══ LISTED RECORDS

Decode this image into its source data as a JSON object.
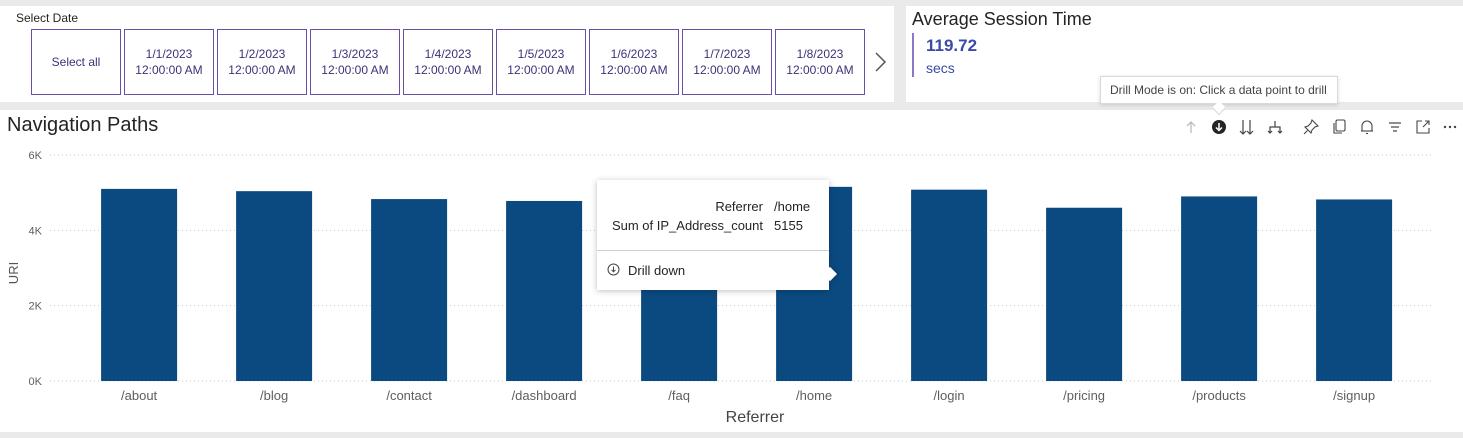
{
  "slicer": {
    "title": "Select Date",
    "select_all": "Select all",
    "items": [
      {
        "date": "1/1/2023",
        "time": "12:00:00 AM"
      },
      {
        "date": "1/2/2023",
        "time": "12:00:00 AM"
      },
      {
        "date": "1/3/2023",
        "time": "12:00:00 AM"
      },
      {
        "date": "1/4/2023",
        "time": "12:00:00 AM"
      },
      {
        "date": "1/5/2023",
        "time": "12:00:00 AM"
      },
      {
        "date": "1/6/2023",
        "time": "12:00:00 AM"
      },
      {
        "date": "1/7/2023",
        "time": "12:00:00 AM"
      },
      {
        "date": "1/8/2023",
        "time": "12:00:00 AM"
      }
    ],
    "next_icon": "chevron-right-icon"
  },
  "kpi": {
    "title": "Average Session Time",
    "value": "119.72",
    "unit": "secs"
  },
  "drill_mode_tooltip": "Drill Mode is on: Click a data point to drill",
  "toolbar": {
    "icons": [
      "drill-up-icon",
      "drill-mode-icon",
      "next-level-icon",
      "expand-hierarchy-icon",
      "pin-icon",
      "copy-icon",
      "alert-icon",
      "filter-icon",
      "focus-mode-icon",
      "more-options-icon"
    ]
  },
  "colors": {
    "bar": "#0b4a81",
    "accent": "#3b4aa8",
    "slicer_border": "#6b4fa3"
  },
  "chart": {
    "title": "Navigation Paths"
  },
  "chart_data": {
    "type": "bar",
    "title": "Navigation Paths",
    "xlabel": "Referrer",
    "ylabel": "URI",
    "categories": [
      "/about",
      "/blog",
      "/contact",
      "/dashboard",
      "/faq",
      "/home",
      "/login",
      "/pricing",
      "/products",
      "/signup"
    ],
    "values": [
      5100,
      5040,
      4830,
      4780,
      4700,
      5155,
      5080,
      4600,
      4900,
      4820
    ],
    "ylim": [
      0,
      6000
    ],
    "yticks": [
      "0K",
      "2K",
      "4K",
      "6K"
    ],
    "grid": true
  },
  "data_tooltip": {
    "rows": [
      {
        "label": "Referrer",
        "value": "/home"
      },
      {
        "label": "Sum of IP_Address_count",
        "value": "5155"
      }
    ],
    "action": "Drill down",
    "action_icon": "drill-down-icon"
  }
}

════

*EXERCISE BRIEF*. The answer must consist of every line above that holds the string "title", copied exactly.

*OUTPUT FOR THIS EXERCISE*.
    "title": "Select Date",
    "title": "Average Session Time",
    "title": "Navigation Paths"
    "title": "Navigation Paths",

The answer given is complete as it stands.